» Your assignment
In duplicating the lines below, keep every word unchanged and drop the pictures.

» Provided information

'''

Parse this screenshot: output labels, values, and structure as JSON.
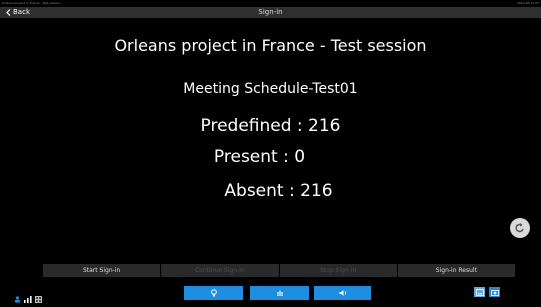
{
  "status": {
    "left_text": "Orleans project in France - Test session",
    "right_text": "2023-08 11:27"
  },
  "header": {
    "back_label": "Back",
    "title": "Sign-in"
  },
  "main": {
    "session_title": "Orleans project in France - Test session",
    "meeting_name": "Meeting Schedule-Test01",
    "predefined": "Predefined : 216",
    "present": "Present : 0",
    "absent": "Absent : 216"
  },
  "actions": [
    {
      "label": "Start Sign-in",
      "enabled": true
    },
    {
      "label": "Continue Sign-in",
      "enabled": false
    },
    {
      "label": "Stop Sign-in",
      "enabled": false
    },
    {
      "label": "Sign-in Result",
      "enabled": true
    }
  ],
  "navbar": {
    "left_icons": [
      "person-icon",
      "signal-bars-icon",
      "grid-icon"
    ],
    "center_buttons": [
      "bulb-icon",
      "hand-icon",
      "volume-icon"
    ],
    "right_icons": [
      "keyboard-icon",
      "camera-icon"
    ],
    "accent": "#1e8fe0"
  }
}
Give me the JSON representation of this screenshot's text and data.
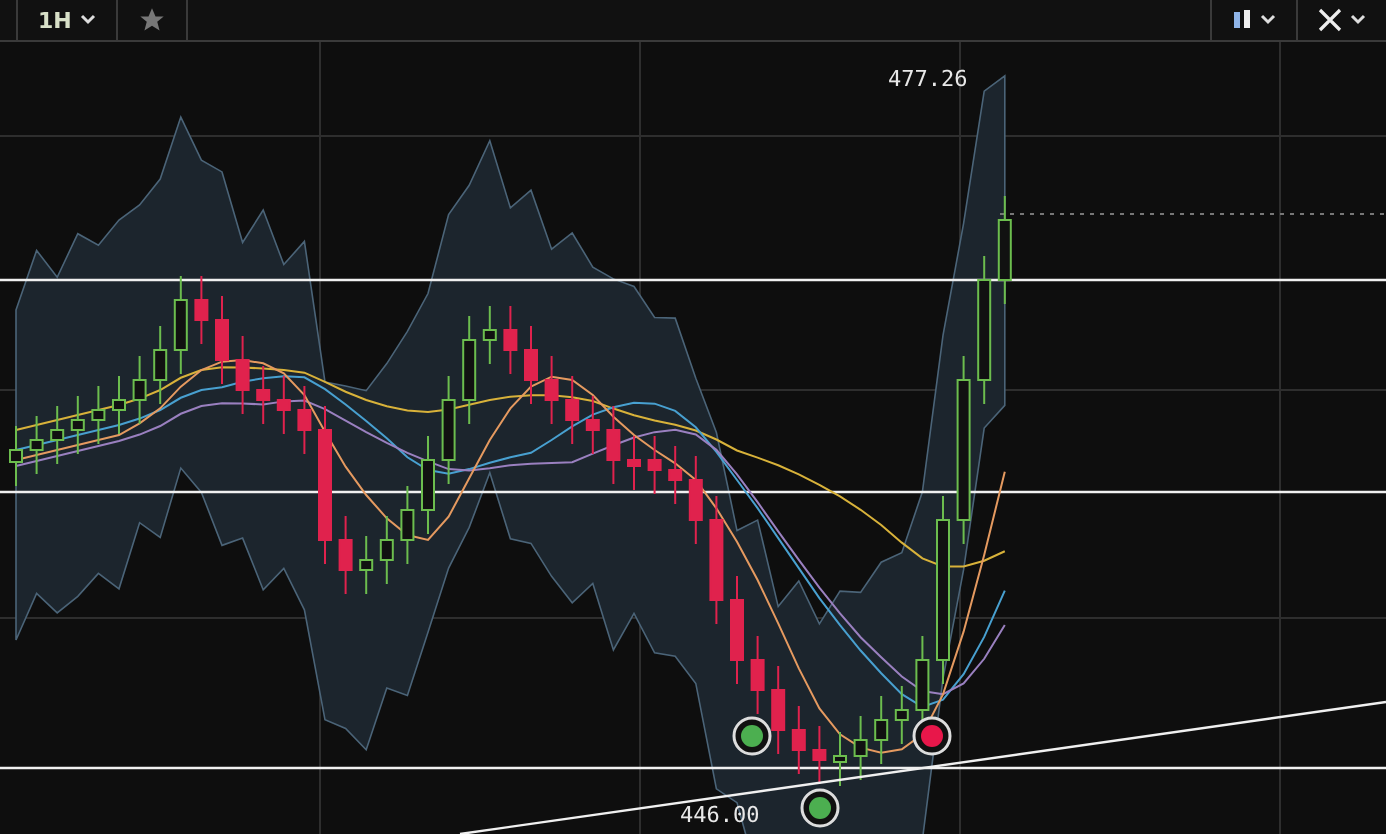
{
  "toolbar": {
    "interval": "1H"
  },
  "chart": {
    "high_label": "477.26",
    "low_label": "446.00",
    "signals": [
      {
        "color": "#4caf50"
      },
      {
        "color": "#4caf50"
      },
      {
        "color": "#e8174a"
      }
    ]
  }
}
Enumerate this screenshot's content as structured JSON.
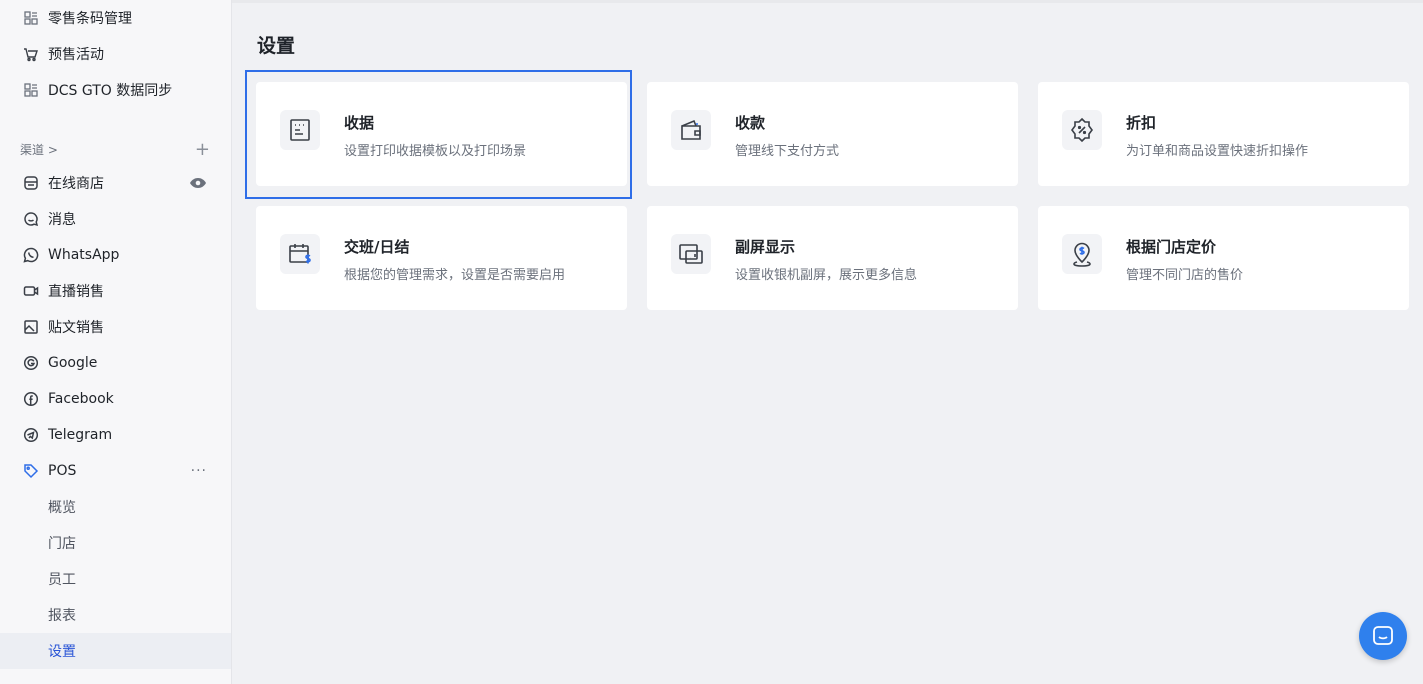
{
  "sidebar": {
    "top_items": [
      {
        "label": "零售条码管理",
        "icon": "barcode-grid-icon"
      },
      {
        "label": "预售活动",
        "icon": "presale-cart-icon"
      },
      {
        "label": "DCS GTO 数据同步",
        "icon": "sync-grid-icon"
      }
    ],
    "channels_label": "渠道 >",
    "channels_add": "+",
    "channels": [
      {
        "label": "在线商店",
        "icon": "store-icon"
      },
      {
        "label": "消息",
        "icon": "chat-icon"
      },
      {
        "label": "WhatsApp",
        "icon": "whatsapp-icon"
      },
      {
        "label": "直播销售",
        "icon": "live-video-icon"
      },
      {
        "label": "贴文销售",
        "icon": "image-post-icon"
      },
      {
        "label": "Google",
        "icon": "google-icon"
      },
      {
        "label": "Facebook",
        "icon": "facebook-icon"
      },
      {
        "label": "Telegram",
        "icon": "telegram-icon"
      },
      {
        "label": "POS",
        "icon": "pos-tag-icon"
      }
    ],
    "pos_more": "···",
    "pos_sub": [
      {
        "label": "概览"
      },
      {
        "label": "门店"
      },
      {
        "label": "员工"
      },
      {
        "label": "报表"
      },
      {
        "label": "设置",
        "active": true
      }
    ]
  },
  "main": {
    "title": "设置",
    "cards": [
      {
        "title": "收据",
        "desc": "设置打印收据模板以及打印场景",
        "icon": "receipt-icon"
      },
      {
        "title": "收款",
        "desc": "管理线下支付方式",
        "icon": "wallet-icon"
      },
      {
        "title": "折扣",
        "desc": "为订单和商品设置快速折扣操作",
        "icon": "discount-badge-icon"
      },
      {
        "title": "交班/日结",
        "desc": "根据您的管理需求，设置是否需要启用",
        "icon": "shift-calendar-icon"
      },
      {
        "title": "副屏显示",
        "desc": "设置收银机副屏，展示更多信息",
        "icon": "second-screen-icon"
      },
      {
        "title": "根据门店定价",
        "desc": "管理不同门店的售价",
        "icon": "location-price-icon"
      }
    ]
  },
  "colors": {
    "accent": "#2f6ee8",
    "chat_button": "#2f80ed",
    "active_text": "#2a55d6"
  }
}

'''

» Finished task
Parse this screenshot: output labels, values, and structure as JSON.
{
  "status": {
    "left_text": "Orleans project in France - Test session",
    "right_text": "2023-08 11:27"
  },
  "header": {
    "back_label": "Back",
    "title": "Sign-in"
  },
  "main": {
    "session_title": "Orleans project in France - Test session",
    "meeting_name": "Meeting Schedule-Test01",
    "predefined": "Predefined : 216",
    "present": "Present : 0",
    "absent": "Absent : 216"
  },
  "actions": [
    {
      "label": "Start Sign-in",
      "enabled": true
    },
    {
      "label": "Continue Sign-in",
      "enabled": false
    },
    {
      "label": "Stop Sign-in",
      "enabled": false
    },
    {
      "label": "Sign-in Result",
      "enabled": true
    }
  ],
  "navbar": {
    "left_icons": [
      "person-icon",
      "signal-bars-icon",
      "grid-icon"
    ],
    "center_buttons": [
      "bulb-icon",
      "hand-icon",
      "volume-icon"
    ],
    "right_icons": [
      "keyboard-icon",
      "camera-icon"
    ],
    "accent": "#1e8fe0"
  }
}
Give me the JSON representation of this screenshot's text and data.
{
  "toolbar": {
    "interval": "1H"
  },
  "chart": {
    "high_label": "477.26",
    "low_label": "446.00",
    "signals": [
      {
        "color": "#4caf50"
      },
      {
        "color": "#4caf50"
      },
      {
        "color": "#e8174a"
      }
    ]
  }
}
Enumerate this screenshot's content as structured JSON.
{
  "sidebar": {
    "top_items": [
      {
        "label": "零售条码管理",
        "icon": "barcode-grid-icon"
      },
      {
        "label": "预售活动",
        "icon": "presale-cart-icon"
      },
      {
        "label": "DCS GTO 数据同步",
        "icon": "sync-grid-icon"
      }
    ],
    "channels_label": "渠道 >",
    "channels_add": "+",
    "channels": [
      {
        "label": "在线商店",
        "icon": "store-icon"
      },
      {
        "label": "消息",
        "icon": "chat-icon"
      },
      {
        "label": "WhatsApp",
        "icon": "whatsapp-icon"
      },
      {
        "label": "直播销售",
        "icon": "live-video-icon"
      },
      {
        "label": "贴文销售",
        "icon": "image-post-icon"
      },
      {
        "label": "Google",
        "icon": "google-icon"
      },
      {
        "label": "Facebook",
        "icon": "facebook-icon"
      },
      {
        "label": "Telegram",
        "icon": "telegram-icon"
      },
      {
        "label": "POS",
        "icon": "pos-tag-icon"
      }
    ],
    "pos_more": "···",
    "pos_sub": [
      {
        "label": "概览"
      },
      {
        "label": "门店"
      },
      {
        "label": "员工"
      },
      {
        "label": "报表"
      },
      {
        "label": "设置",
        "active": true
      }
    ]
  },
  "main": {
    "title": "设置",
    "cards": [
      {
        "title": "收据",
        "desc": "设置打印收据模板以及打印场景",
        "icon": "receipt-icon"
      },
      {
        "title": "收款",
        "desc": "管理线下支付方式",
        "icon": "wallet-icon"
      },
      {
        "title": "折扣",
        "desc": "为订单和商品设置快速折扣操作",
        "icon": "discount-badge-icon"
      },
      {
        "title": "交班/日结",
        "desc": "根据您的管理需求，设置是否需要启用",
        "icon": "shift-calendar-icon"
      },
      {
        "title": "副屏显示",
        "desc": "设置收银机副屏，展示更多信息",
        "icon": "second-screen-icon"
      },
      {
        "title": "根据门店定价",
        "desc": "管理不同门店的售价",
        "icon": "location-price-icon"
      }
    ]
  },
  "colors": {
    "accent": "#2f6ee8",
    "chat_button": "#2f80ed",
    "active_text": "#2a55d6"
  }
}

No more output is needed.